Ryan River, BC (Photo by NCC)
A valley-bottom haven for bears, birds and beavers
Old-growth forest and thriving wetlands provide essential habitat for wildlife in the Pemberton Valley.
The Pemberton Valley cuts a narrow path through the Coast Mountains. It's a corridor well-used by grizzly and black bears, moose, deer and many other animals. The Ryan and Lillooet rivers flow through this valley, giving life to the diversity of plants, animals and human communities that thrive here.
On the edge of the Ryan River sits an undeveloped private property that is one of the largest remaining intact private land parcels in the valley. Encompassing both old-growth forest and marshy wetland, this property is a haven for the range of wildlife found in the valley.
The Nature Conservancy of Canada (NCC) is working to acquire this land and bring it into permanent conservation. Protecting this property will safeguard essential and flourishing wildlife habitat from development pressures, such as timber harvesting and agricultural and residential conversion, which impact natural lands in the Pemberton Valley.
The Ryan River property is strongly influenced by the river on which it is situated. Most of this land is on the river's floodplain, ensuring the forests and meadows alike are very wet. The property's wetlands have been identified by the Canadian Wildlife Service as being of the highest ecological quality.
Wetlands provide immense benefits to biodiversity, with one in three provincial species at risk relying on wetlands to meet some or all of their needs. By filtering and purifying fresh water, controlling stream flows, recharging groundwater and preventing erosion, wetlands provide invaluable ecosystem services for human and more-than-human communities alike.
Grizzly bear (Photo by Grant MacHutchon)
The Ryan River property lies within the provincially threatened Squamish-Lillooet Grizzly Bear Population Unit. Provincial biologists have estimated 59 bears in this unit, which is a low number for ensuring its long-term health and vitality.
Protecting undeveloped lands that connect the valley bottom to the forested slopes of the surrounding mountains is essential for maintaining the bears' ability to connect with other geographically separate bear populations.
Rivers and streams provide important spawning and rearing grounds for salmon and other fish species. The Ryan River property follows the river for over two kilometres, as it courses toward Lillooet Lake. The river is known to support coho salmon, as well as rainbow, cutthroat and bull trout.
North American beaver (Photo by Fabio Bretto)
The property contains abundant evidence of beaver activity. These "ecosystem engineers" enhance wetland areas by creating shallow ponds and slowing down the flow of streams with the construction of their dams and lodges.
The Pemberton Valley offers essential refuge and feeding habitat for a wide range of migratory and resident bird species. The nearby Pemberton Wetlands Wildlife Management Area has documented a long list of birds that frequent this area, including hooded merganser, great blue heron, western screech-owl, short-eared owl, common nighthawk, barn swallow, sandhill crane, ring-necked duck, trumpeter swan and turkey vulture.

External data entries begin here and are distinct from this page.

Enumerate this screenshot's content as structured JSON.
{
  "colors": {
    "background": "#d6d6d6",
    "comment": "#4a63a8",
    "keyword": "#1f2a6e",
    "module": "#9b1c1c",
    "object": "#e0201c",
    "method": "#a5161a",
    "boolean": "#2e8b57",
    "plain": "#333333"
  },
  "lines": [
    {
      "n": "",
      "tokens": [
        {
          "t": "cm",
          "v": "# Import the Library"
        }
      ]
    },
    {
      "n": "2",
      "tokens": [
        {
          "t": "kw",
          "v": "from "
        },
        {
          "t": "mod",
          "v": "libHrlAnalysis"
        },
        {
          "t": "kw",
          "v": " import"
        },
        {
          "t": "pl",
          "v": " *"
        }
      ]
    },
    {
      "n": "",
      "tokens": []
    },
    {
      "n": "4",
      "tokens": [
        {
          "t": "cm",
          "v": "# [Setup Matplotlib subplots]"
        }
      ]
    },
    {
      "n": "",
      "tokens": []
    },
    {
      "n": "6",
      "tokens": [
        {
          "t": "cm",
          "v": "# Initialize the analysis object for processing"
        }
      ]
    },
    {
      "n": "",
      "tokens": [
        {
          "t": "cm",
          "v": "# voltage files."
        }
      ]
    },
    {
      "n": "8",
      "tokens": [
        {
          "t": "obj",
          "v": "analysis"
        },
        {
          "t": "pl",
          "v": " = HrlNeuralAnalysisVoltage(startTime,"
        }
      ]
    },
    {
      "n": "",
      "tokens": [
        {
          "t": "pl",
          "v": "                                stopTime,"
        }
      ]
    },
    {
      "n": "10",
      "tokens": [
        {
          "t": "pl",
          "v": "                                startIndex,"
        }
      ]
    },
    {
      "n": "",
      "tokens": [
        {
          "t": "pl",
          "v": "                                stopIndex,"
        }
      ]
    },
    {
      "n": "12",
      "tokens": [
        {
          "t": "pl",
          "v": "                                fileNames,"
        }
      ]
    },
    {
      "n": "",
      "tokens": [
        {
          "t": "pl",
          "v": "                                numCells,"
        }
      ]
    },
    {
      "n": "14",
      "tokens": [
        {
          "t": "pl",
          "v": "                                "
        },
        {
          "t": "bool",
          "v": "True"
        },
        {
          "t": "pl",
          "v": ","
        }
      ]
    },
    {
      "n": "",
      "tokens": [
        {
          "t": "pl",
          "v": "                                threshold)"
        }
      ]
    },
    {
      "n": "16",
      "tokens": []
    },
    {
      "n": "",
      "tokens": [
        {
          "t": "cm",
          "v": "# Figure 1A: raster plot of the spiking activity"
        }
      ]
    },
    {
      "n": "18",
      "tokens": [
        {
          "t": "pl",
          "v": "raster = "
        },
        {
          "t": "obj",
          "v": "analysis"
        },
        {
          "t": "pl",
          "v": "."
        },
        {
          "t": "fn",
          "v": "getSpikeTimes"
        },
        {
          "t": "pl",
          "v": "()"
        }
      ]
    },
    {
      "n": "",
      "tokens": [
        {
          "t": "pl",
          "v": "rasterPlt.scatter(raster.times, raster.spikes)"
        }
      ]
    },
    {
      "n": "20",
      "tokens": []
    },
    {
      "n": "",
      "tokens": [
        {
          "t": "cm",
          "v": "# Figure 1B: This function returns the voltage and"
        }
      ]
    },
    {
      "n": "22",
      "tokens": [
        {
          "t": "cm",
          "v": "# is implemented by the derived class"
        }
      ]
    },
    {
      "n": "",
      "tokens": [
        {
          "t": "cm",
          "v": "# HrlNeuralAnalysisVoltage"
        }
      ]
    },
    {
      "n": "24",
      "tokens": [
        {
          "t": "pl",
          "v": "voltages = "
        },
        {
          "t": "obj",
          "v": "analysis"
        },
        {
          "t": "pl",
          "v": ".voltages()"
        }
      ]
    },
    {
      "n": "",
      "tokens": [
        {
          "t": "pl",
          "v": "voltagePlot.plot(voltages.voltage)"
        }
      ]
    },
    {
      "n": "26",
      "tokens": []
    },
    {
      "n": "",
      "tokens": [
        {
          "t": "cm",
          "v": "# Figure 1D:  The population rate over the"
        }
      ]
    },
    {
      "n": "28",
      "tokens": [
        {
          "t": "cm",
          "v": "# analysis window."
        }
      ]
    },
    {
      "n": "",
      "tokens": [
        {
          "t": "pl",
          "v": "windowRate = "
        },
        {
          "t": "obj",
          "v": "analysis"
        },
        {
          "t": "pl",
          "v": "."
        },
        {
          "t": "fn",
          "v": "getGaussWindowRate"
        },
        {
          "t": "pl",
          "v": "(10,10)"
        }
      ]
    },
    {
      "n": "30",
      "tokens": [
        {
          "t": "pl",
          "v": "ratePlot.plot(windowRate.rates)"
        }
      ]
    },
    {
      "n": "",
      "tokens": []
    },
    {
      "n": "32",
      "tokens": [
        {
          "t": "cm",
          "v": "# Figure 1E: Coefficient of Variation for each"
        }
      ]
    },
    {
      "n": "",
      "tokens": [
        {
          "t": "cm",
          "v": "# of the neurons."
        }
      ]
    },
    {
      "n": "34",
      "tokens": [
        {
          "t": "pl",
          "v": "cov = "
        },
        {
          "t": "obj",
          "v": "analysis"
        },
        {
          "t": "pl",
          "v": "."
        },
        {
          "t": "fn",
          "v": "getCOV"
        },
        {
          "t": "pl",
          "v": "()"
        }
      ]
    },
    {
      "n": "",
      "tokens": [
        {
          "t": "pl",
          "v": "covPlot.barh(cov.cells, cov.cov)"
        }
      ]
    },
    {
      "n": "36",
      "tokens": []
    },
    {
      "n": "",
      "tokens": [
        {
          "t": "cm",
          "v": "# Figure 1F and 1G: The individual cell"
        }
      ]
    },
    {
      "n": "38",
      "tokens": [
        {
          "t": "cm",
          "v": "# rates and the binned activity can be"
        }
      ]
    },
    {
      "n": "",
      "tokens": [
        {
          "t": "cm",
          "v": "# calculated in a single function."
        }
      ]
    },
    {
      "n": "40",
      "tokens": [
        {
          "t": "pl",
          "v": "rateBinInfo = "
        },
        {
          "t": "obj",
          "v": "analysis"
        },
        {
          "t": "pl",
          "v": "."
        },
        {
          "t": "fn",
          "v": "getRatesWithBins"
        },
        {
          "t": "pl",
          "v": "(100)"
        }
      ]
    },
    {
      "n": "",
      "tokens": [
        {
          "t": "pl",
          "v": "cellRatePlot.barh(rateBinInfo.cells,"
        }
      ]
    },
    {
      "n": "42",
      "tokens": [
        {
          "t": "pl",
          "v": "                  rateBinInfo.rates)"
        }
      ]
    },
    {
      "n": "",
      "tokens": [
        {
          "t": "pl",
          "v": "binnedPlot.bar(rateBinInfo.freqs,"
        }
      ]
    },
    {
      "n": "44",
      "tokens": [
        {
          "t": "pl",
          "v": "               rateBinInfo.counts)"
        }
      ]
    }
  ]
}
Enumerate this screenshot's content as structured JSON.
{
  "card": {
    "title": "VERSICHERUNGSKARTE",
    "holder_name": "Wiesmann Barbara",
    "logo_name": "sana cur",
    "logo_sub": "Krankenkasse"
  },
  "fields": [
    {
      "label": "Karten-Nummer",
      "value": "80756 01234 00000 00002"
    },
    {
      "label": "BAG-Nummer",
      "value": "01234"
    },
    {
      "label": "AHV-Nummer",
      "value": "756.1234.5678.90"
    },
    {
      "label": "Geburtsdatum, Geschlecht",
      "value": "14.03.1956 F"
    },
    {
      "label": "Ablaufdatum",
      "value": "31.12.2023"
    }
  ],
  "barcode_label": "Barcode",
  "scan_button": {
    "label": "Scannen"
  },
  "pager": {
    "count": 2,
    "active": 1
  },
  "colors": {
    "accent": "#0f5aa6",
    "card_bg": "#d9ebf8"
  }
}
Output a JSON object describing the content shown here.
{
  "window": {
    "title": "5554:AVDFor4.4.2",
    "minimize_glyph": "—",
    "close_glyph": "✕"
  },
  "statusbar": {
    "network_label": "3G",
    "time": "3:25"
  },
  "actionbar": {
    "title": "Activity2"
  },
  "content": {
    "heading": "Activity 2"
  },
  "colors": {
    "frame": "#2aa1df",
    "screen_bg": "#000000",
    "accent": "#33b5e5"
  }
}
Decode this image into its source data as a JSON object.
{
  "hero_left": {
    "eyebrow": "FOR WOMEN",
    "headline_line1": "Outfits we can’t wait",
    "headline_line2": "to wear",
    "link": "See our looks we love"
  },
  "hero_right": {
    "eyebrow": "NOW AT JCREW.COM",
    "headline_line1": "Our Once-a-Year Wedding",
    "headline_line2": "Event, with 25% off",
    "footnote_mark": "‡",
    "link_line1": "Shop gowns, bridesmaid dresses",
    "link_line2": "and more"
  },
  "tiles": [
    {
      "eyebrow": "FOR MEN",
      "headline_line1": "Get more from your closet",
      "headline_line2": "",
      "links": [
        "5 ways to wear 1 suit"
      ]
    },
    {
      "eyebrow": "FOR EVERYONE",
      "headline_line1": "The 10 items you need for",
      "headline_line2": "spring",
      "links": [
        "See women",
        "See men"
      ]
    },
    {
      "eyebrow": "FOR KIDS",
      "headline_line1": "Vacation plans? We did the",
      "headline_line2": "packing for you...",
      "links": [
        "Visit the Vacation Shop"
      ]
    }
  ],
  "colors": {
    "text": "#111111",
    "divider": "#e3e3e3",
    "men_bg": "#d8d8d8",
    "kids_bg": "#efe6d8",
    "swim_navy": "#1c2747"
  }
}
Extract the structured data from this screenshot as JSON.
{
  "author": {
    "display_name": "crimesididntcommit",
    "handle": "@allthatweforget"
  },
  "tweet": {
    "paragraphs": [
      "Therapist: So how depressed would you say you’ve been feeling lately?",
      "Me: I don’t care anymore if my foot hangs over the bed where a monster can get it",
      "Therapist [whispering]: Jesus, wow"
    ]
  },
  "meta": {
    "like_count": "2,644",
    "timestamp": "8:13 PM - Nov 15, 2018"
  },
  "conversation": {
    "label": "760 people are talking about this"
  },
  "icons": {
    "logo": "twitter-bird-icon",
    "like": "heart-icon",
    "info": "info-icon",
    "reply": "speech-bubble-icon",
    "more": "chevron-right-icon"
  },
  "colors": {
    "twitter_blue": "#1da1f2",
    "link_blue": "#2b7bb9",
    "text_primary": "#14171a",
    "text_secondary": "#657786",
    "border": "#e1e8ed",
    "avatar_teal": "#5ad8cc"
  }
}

During this fundraising campaign, The Nature Conservancy of Canada may direct all or a portion of gifts committed to Ryan River to the Southern Interior Program Area, or to the BC Stewardship Endowment Fund (SEF). Donations allocated to the Southern Interior Program Area will support the growth and strategic impact of NCC’s work across the program area. Revenue generated by the SEF provides for long-term management on all NCC properties, including Ryan River, across British Columbia.